Don’t be afraid of the dark

Navigating effectively in the dark requires a higher level of skill than in the light. What better way to learn and practice these skills then on a CPD Night navigation course with East Lothian Council Outdoor Learning Service?

We still have places left on the Night Nav course we are running next Wednesday 5th December between 5pm and 8pm. If you are interested in attending please email
to reserve your place. You will then be provided with details of what to bring and where to meet.

… then next time you’re caught out after a dark with a tired, bedgraggled and lost DofE group you’ll be glad you came!

MGS AH Geographers get an inclination

Yesterday Musselburgh Grammer’s Advanced Higher Geographers were out and about around East Lothian seeing some of it’s fine Geographical features and practicing some Geographical fieldwork Methods and Techniques.

First stop was a bracing visit to Yellowcraig beach to investigate the sand-dune progression model. The students collected change of slope measurements using inclinonmeters and sampled plant species change from the shore-line inland to the fixed dunes.

After that it was off to the John Muir Country Park to make ‘basecamp’.

From here we discussed the competing land-uses and potential conflicts of the land-users of the area; recreation, farming, watersports and forestry. Plus interviewing some visitors who looked like they had travelled far to visit the park; they were LAMentaly uncomunicative though.

Final session was a dicussion, view and field-sketch of meanders by Heddrewick Hill. (And had the tide not been so high as to make the river run inland we could have taken some measurements of the flow!)

For an ‘all pictuer’ slide-show – click here

MGS Int2 Geographers go for a meander

Musselburgh Grammar School’s Intermediate 2 Geographers were treated to a feast of East Lothian’s Geographical highlights on a fieldtrip on Tuesday.

The trip started with a visit to Cove to see some examples of coastal scenery; headlands and bays, arches, stacks and caves … and a dead seal.

After that it was off to Linn Dean to get up close (and wet) with a Geography text book picture perfect waterfall.

From there there was an after-lunch field sketch session and dicussion of lower river course features and processes at Hedderwick Hill.

Hopefully seeing these featurers and proccess ‘live and in action’ will help these pupils better understand the physical geography of East Lothian. Thanks to Ms Taylor for her help and support.

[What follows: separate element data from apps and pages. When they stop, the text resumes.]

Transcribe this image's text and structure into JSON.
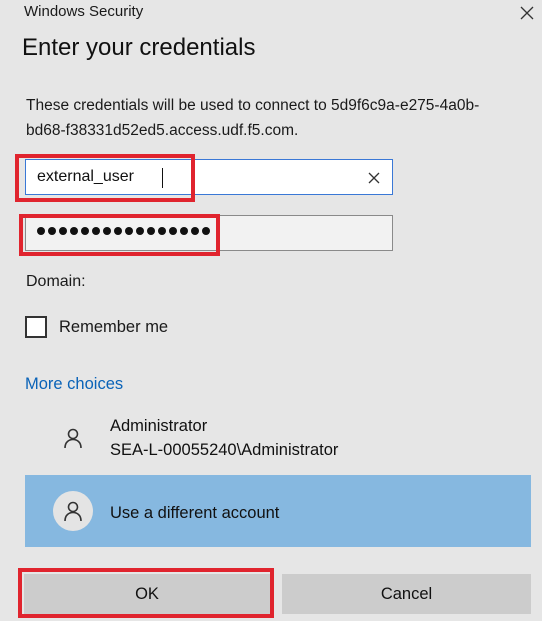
{
  "window": {
    "title": "Windows Security",
    "close_icon": "close-icon"
  },
  "dialog": {
    "heading": "Enter your credentials",
    "description": "These credentials will be used to connect to 5d9f6c9a-e275-4a0b-bd68-f38331d52ed5.access.udf.f5.com."
  },
  "form": {
    "username_value": "external_user",
    "password_length": 16,
    "domain_label": "Domain:",
    "remember_label": "Remember me",
    "remember_checked": false
  },
  "more_choices": {
    "label": "More choices",
    "accounts": [
      {
        "name": "Administrator",
        "detail": "SEA-L-00055240\\Administrator",
        "selected": false
      },
      {
        "name": "Use a different account",
        "selected": true
      }
    ]
  },
  "buttons": {
    "ok_label": "OK",
    "cancel_label": "Cancel"
  },
  "colors": {
    "background": "#e6e6e6",
    "link": "#0a63b8",
    "selected_account": "#86b8e0",
    "highlight": "#e0242e",
    "button": "#cccccc"
  }
}
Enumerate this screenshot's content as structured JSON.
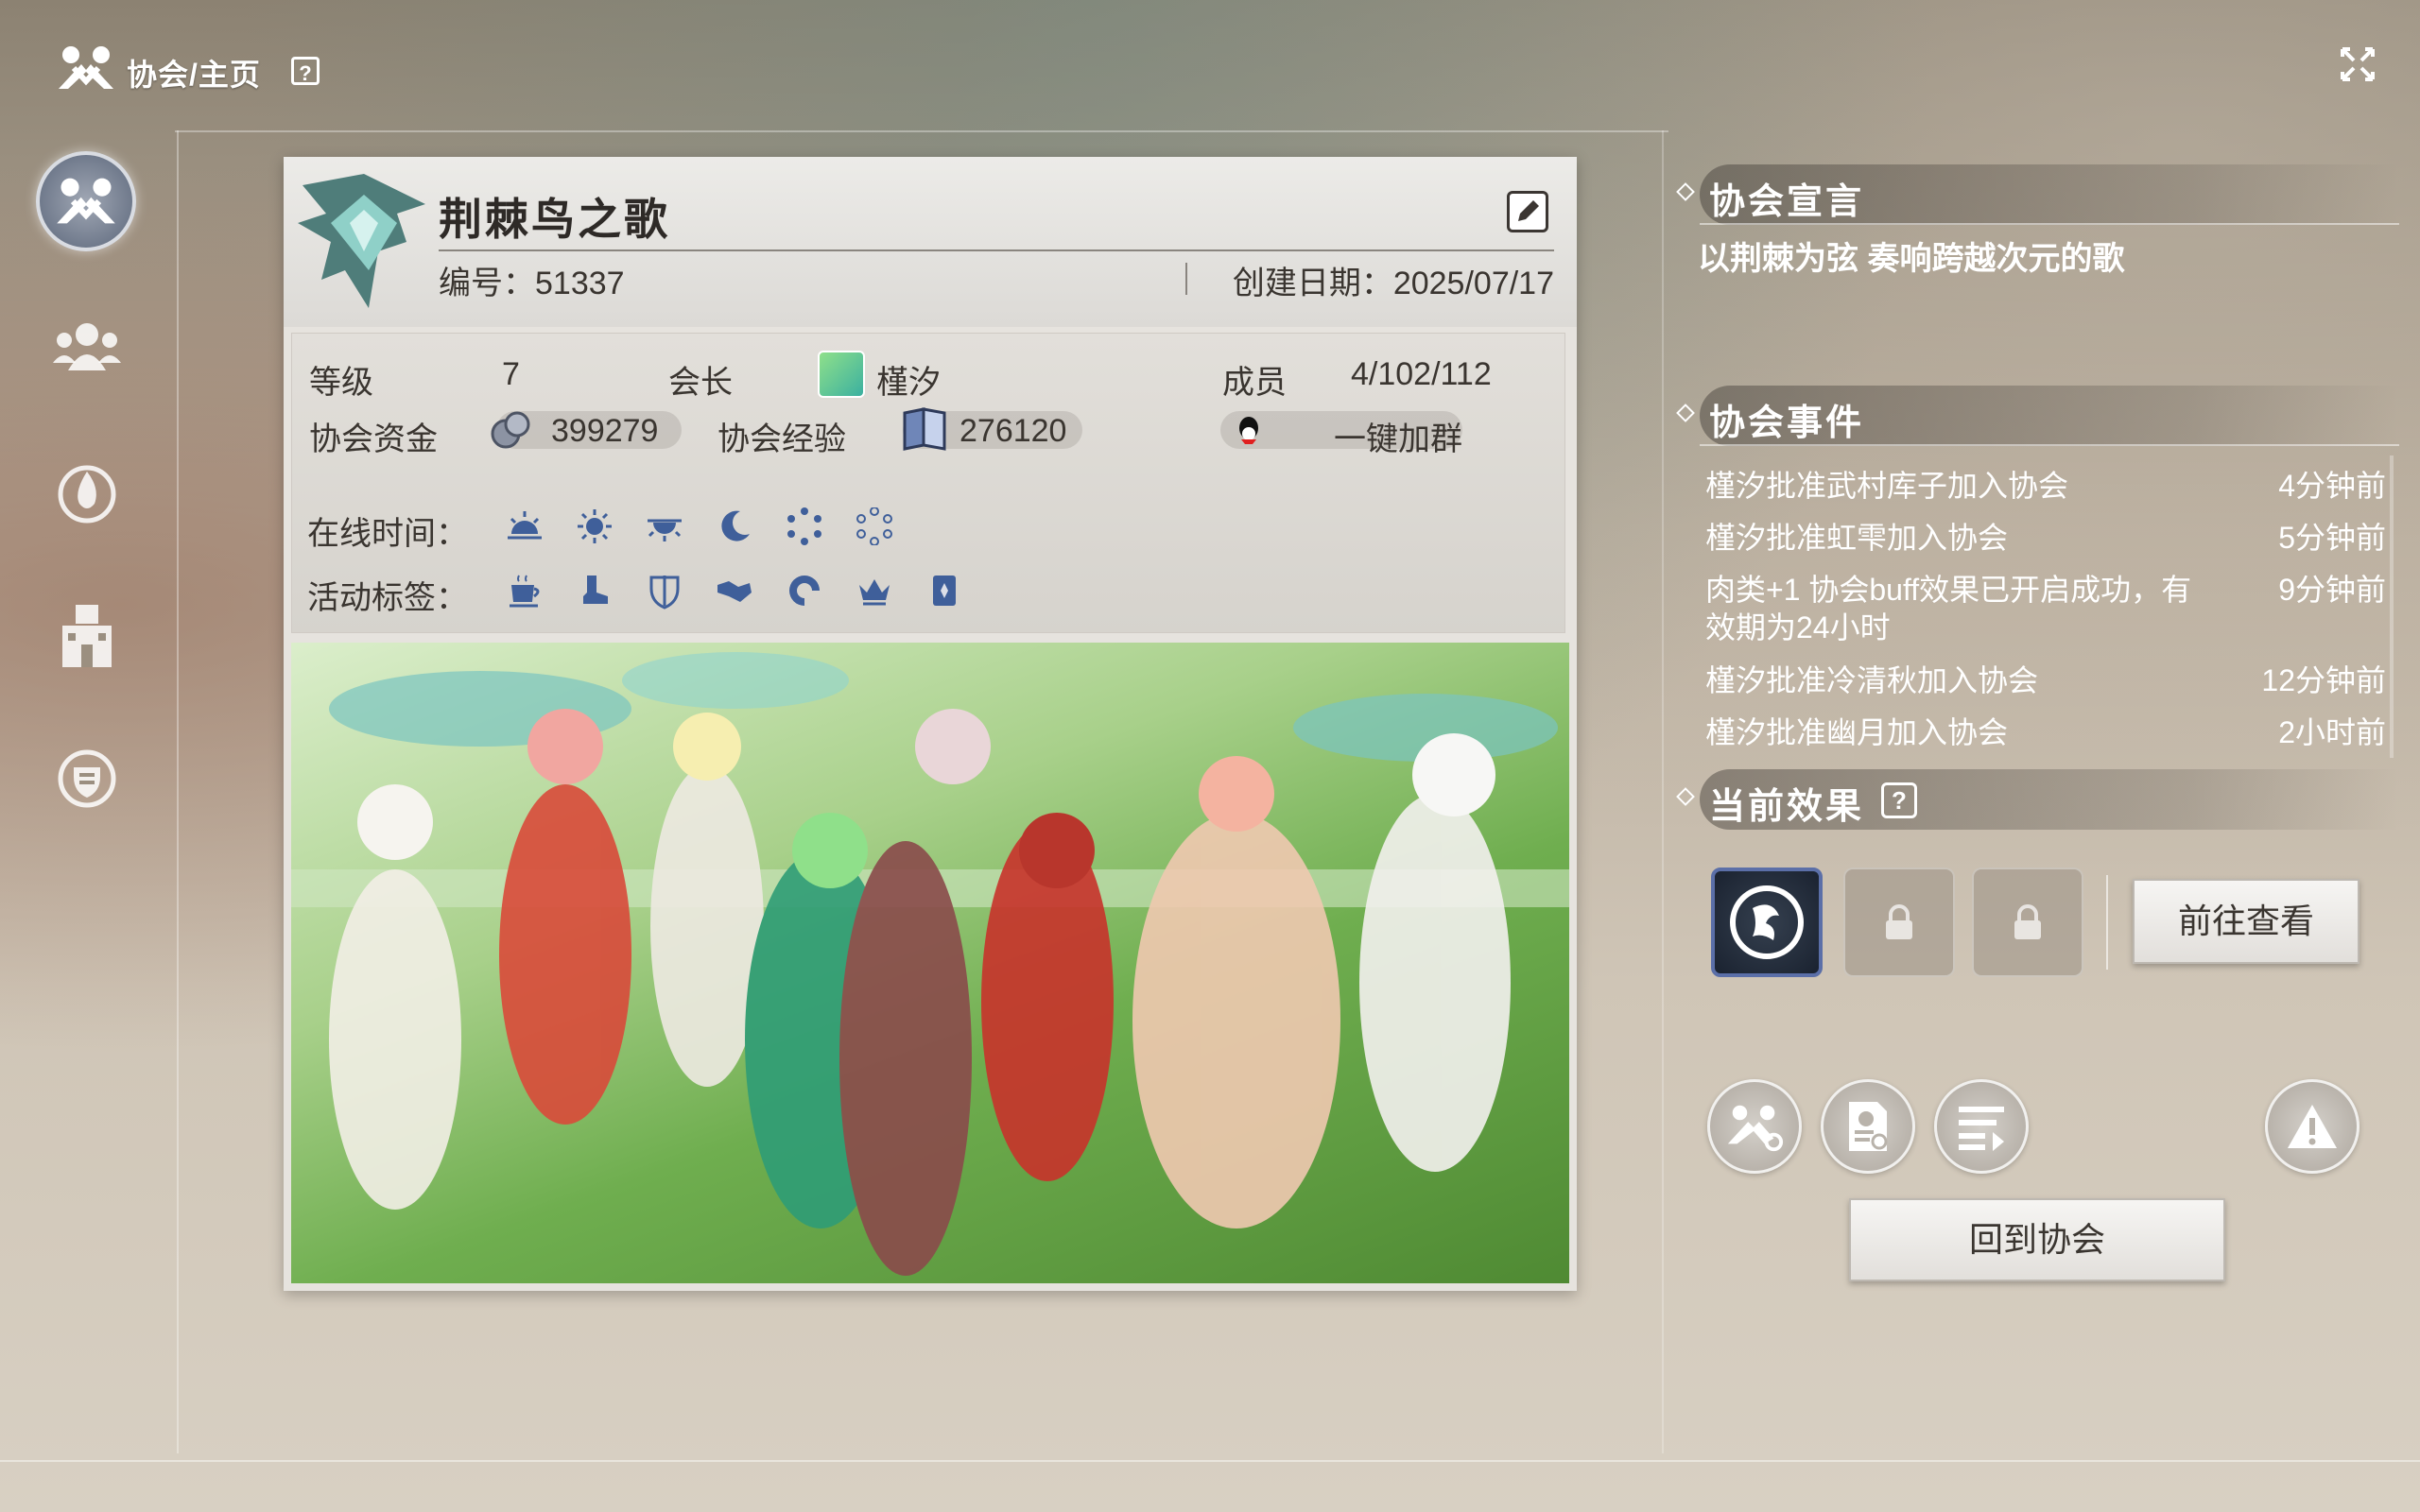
{
  "header": {
    "breadcrumb": "协会/主页",
    "help": "?"
  },
  "guild": {
    "name": "荆棘鸟之歌",
    "id_text": "编号：51337",
    "created_text": "创建日期：2025/07/17",
    "level_label": "等级",
    "level_value": "7",
    "leader_label": "会长",
    "leader_name": "槿汐",
    "members_label": "成员",
    "members_value": "4/102/112",
    "funds_label": "协会资金",
    "funds_value": "399279",
    "exp_label": "协会经验",
    "exp_value": "276120",
    "join_group": "一键加群",
    "online_label": "在线时间：",
    "online_icons": [
      "sunrise-icon",
      "sun-icon",
      "sunset-icon",
      "moon-icon",
      "dots-ring-icon",
      "dots-ring-2-icon"
    ],
    "tags_label": "活动标签：",
    "tag_icons": [
      "cup-icon",
      "boot-icon",
      "shield-sword-icon",
      "handshake-icon",
      "swirl-icon",
      "crown-icon",
      "card-icon"
    ]
  },
  "declaration": {
    "title": "协会宣言",
    "text": "以荆棘为弦 奏响跨越次元的歌"
  },
  "events": {
    "title": "协会事件",
    "items": [
      {
        "text": "槿汐批准武村库子加入协会",
        "time": "4分钟前"
      },
      {
        "text": "槿汐批准虹雫加入协会",
        "time": "5分钟前"
      },
      {
        "text": "肉类+1 协会buff效果已开启成功，有效期为24小时",
        "time": "9分钟前"
      },
      {
        "text": "槿汐批准冷清秋加入协会",
        "time": "12分钟前"
      },
      {
        "text": "槿汐批准幽月加入协会",
        "time": "2小时前"
      }
    ]
  },
  "effects": {
    "title": "当前效果",
    "help": "?",
    "view_button": "前往查看"
  },
  "actions": {
    "return_button": "回到协会"
  },
  "colors": {
    "accent_blue": "#5b6fa8",
    "card_bg": "#e6e3de"
  }
}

To see an ‘all pictures slideshow’ – click here.

S1 pupils Walk the Line

Not a pupil tribute to country music legend Johnny Cash but a reference to some amazing slacklining completed by S1 pupils during the annual S1 Outdoor Learning Challenge.


The annual S1 Challenge took place at Pressmennan Woods on Friday 23rd November. It dawned a bright and breezy day and stayed dry throughout.

Deuchrie Dod

It was wonderful to see all secondary schools represented at this Challenge. This amounted to around 80 S1 pupils competing for school pride and the much sought after S1 trophy.

The pupils journeyed throughout Pressmennan Woods and to the summit of Deuchrie Dod – completing a series of challenges across the day. These challenges consisted of fire making; canister retrieval (with fiendish puzzles within); becoming knotted (from overhand to butterfly);map memory running up and down a hillside; accurate use of a compass at the viewpoint challenge; orienteering; slacklining.

The winning team on the day was from Knox Academy.

Knox S1 Challenge Winning Team 2012

Knox Academy have now won all of the challenges in this academic year so far. Will this running streak continue? See you at the S6 challenge event in December to find out.

The next all school Outdoor Learning Challenge happens on the Friday 7th December. We look forward to seeing all schools represented once again at this event.

More photos from the day available here

Full of Beans

Thanks must go to some hardy souls who offered to help evaluate some new kit that recently arrived at Outdoor Learning.

Canoes are an excellent way of getting folks of all ability afloat. Howevever for some people a little more support is needed than for others when it comes to back and leg support. Up until now we have always strived to provide the best comfort and fit possible by using foam padding, rucsacs, canoe/kayak airbags. Using a wide variety of objects it always took a little time to get someone well supported in this manner.

Now we have sourced a couple of bean bags especially designed to fit on the floor of a canoe and support a paddler in place really easily, comfortably and warm.

The bags are made of old sailcloth and able to get wet and be dried without any rotting!

Thanks to Fiona and Ian for coming down onto the water for a wee while and giving their honest feedback on the bags. It was all positive feedback with wheelchairs left far behind on the bankside!